Saved data entries:
-*-

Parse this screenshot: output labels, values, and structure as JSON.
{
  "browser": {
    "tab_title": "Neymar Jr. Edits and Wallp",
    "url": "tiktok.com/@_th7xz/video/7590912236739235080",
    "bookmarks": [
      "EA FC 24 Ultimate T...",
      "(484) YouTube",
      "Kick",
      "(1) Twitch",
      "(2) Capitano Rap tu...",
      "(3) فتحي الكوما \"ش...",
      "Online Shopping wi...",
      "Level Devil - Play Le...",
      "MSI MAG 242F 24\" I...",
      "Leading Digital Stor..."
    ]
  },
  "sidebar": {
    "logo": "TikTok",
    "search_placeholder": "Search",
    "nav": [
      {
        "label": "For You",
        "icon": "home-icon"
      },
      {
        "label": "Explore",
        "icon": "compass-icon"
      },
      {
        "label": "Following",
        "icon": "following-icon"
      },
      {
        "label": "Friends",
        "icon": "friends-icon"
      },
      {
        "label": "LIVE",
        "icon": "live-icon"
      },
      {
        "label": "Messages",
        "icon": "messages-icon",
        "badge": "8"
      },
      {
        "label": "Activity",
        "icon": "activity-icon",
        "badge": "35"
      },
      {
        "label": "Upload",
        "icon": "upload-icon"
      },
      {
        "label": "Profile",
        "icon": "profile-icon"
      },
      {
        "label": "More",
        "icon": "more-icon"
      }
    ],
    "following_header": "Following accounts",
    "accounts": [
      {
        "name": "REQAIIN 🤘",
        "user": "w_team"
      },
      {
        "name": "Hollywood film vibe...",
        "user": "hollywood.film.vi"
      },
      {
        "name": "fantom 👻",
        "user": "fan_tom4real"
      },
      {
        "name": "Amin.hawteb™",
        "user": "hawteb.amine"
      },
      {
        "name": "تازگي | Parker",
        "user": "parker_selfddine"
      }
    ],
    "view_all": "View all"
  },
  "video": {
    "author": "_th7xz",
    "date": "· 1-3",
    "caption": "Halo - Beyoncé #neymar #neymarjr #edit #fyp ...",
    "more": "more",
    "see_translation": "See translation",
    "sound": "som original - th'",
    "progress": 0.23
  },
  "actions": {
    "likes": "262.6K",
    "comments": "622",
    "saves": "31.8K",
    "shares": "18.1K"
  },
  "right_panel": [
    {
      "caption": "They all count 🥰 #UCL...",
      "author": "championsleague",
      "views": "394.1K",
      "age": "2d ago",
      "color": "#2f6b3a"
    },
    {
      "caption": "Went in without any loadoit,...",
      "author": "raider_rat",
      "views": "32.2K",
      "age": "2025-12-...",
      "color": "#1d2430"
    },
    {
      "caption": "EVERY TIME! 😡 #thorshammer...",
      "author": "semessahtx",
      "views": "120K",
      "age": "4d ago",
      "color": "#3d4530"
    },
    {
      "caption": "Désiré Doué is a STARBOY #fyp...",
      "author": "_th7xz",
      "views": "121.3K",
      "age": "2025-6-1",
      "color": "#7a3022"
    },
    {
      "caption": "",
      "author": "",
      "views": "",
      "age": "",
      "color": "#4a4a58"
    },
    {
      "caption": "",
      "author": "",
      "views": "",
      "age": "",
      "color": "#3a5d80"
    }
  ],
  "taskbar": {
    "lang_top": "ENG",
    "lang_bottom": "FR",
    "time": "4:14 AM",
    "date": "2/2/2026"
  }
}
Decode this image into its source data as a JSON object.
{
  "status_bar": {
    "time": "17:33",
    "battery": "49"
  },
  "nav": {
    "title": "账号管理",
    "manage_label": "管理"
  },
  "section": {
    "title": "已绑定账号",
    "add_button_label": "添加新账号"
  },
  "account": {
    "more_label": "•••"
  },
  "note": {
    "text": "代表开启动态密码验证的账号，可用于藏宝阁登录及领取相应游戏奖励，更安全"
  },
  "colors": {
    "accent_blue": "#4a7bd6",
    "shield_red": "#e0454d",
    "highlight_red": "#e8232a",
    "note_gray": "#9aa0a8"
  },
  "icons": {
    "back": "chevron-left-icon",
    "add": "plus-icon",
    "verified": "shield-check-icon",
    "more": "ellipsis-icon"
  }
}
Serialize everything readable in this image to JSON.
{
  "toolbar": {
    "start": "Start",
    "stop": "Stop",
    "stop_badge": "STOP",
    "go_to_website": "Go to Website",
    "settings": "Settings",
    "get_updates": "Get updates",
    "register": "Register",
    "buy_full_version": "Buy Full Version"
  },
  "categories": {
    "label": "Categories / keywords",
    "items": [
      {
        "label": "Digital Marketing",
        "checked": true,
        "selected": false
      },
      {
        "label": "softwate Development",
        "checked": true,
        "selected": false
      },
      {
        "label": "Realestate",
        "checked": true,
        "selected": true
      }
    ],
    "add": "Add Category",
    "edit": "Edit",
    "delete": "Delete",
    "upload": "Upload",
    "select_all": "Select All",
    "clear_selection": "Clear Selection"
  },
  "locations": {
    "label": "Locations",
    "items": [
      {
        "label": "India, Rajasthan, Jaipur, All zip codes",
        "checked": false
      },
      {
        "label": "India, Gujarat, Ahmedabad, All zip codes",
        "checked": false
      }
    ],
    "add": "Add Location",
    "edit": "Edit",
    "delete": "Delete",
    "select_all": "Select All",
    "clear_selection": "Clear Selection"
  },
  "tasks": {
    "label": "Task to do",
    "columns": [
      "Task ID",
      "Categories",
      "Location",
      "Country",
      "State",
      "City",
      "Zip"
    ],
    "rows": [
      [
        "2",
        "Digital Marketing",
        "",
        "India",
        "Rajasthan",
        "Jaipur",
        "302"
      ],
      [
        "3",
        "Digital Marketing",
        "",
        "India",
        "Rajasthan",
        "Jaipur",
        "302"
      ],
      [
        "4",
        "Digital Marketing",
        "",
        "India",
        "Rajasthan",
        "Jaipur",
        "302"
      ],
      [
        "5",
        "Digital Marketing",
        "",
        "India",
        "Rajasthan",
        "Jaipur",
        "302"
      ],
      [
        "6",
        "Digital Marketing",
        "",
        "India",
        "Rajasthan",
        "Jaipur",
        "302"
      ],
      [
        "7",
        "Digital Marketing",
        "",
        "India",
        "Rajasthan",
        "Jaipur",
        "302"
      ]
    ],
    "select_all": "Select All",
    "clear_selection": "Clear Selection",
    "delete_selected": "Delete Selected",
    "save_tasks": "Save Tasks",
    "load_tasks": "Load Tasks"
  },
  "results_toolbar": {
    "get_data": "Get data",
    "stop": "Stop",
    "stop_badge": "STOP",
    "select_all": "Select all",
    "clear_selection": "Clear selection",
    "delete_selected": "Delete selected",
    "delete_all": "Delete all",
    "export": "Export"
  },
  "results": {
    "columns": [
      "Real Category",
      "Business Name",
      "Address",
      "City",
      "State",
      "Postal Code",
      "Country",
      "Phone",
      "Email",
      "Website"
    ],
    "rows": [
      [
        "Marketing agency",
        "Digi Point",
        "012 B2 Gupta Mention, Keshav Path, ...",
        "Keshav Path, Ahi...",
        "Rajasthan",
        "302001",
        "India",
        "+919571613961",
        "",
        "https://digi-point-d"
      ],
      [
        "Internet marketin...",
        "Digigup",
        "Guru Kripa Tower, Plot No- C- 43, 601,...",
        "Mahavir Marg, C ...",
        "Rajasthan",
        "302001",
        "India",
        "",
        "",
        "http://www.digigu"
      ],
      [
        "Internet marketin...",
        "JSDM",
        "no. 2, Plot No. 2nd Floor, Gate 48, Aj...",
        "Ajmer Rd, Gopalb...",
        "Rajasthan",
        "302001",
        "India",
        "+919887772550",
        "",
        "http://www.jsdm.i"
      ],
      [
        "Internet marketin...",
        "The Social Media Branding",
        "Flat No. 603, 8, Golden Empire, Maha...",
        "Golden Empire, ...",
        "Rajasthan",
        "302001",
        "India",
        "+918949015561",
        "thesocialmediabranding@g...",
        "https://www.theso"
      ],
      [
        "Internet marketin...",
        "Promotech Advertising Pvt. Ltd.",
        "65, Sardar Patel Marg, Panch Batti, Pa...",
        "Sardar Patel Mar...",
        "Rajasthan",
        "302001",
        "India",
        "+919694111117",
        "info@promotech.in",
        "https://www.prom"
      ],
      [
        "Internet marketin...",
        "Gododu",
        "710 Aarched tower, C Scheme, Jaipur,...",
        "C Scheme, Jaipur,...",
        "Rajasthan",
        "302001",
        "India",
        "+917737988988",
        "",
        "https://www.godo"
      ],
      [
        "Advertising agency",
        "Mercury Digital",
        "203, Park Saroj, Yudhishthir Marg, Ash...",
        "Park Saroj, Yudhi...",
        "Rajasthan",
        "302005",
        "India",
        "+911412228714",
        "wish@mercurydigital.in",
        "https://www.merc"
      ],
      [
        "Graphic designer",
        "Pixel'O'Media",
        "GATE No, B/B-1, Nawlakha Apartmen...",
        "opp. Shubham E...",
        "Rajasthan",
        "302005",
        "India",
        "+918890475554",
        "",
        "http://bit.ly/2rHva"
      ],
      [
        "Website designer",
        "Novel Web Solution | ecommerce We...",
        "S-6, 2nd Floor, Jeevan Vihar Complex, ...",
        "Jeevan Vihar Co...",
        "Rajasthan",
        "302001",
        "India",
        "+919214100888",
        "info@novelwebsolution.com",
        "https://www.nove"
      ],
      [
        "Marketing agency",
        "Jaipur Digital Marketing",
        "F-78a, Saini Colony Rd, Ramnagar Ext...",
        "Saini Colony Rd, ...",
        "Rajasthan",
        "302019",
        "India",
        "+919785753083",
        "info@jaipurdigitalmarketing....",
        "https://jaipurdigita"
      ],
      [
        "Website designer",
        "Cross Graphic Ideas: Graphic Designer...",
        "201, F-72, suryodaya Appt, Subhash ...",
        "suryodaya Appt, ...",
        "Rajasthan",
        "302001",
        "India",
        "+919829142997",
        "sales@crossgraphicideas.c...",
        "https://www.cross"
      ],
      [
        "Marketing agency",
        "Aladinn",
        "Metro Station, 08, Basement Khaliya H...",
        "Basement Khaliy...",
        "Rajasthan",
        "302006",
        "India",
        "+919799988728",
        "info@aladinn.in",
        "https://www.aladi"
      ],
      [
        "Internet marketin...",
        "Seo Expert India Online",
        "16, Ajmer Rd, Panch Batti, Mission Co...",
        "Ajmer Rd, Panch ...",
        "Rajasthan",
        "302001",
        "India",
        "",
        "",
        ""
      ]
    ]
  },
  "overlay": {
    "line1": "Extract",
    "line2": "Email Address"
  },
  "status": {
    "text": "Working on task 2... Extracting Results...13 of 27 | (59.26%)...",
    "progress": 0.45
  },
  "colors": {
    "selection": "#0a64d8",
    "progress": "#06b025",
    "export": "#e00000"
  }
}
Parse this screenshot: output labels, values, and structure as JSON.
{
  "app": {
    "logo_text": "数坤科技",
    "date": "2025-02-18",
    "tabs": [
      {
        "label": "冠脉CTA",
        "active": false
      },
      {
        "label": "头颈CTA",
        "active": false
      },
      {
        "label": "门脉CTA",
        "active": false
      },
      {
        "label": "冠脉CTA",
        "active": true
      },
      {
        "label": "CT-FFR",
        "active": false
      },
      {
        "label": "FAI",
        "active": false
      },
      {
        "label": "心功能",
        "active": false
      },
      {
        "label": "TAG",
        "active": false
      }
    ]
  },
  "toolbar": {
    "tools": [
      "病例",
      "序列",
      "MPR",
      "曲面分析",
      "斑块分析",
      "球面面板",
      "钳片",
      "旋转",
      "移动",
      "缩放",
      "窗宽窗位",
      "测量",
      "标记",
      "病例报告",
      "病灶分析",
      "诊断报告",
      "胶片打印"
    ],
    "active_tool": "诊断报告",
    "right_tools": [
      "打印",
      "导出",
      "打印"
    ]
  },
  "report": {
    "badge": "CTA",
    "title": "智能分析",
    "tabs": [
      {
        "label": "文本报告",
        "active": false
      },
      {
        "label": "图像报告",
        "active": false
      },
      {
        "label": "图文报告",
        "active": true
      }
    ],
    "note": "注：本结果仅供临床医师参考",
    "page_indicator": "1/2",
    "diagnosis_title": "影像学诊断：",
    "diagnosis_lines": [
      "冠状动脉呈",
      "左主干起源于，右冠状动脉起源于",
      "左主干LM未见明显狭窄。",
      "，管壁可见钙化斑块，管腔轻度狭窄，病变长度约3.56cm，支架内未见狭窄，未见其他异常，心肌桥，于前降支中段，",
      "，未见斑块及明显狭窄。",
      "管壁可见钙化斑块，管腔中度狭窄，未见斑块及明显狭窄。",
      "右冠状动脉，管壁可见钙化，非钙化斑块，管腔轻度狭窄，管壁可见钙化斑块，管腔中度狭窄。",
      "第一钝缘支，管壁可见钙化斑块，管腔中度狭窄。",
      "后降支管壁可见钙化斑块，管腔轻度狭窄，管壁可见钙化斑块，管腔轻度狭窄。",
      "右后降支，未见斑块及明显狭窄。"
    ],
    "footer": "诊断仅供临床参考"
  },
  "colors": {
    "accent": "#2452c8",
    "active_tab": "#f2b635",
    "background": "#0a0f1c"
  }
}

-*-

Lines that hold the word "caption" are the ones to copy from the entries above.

    "caption": "Halo - Beyoncé #neymar #neymarjr #edit #fyp ...",
      "caption": "They all count 🥰 #UCL...",
      "caption": "Went in without any loadoit,...",
      "caption": "EVERY TIME! 😡 #thorshammer...",
      "caption": "Désiré Doué is a STARBOY #fyp...",
      "caption": "",
      "caption": "",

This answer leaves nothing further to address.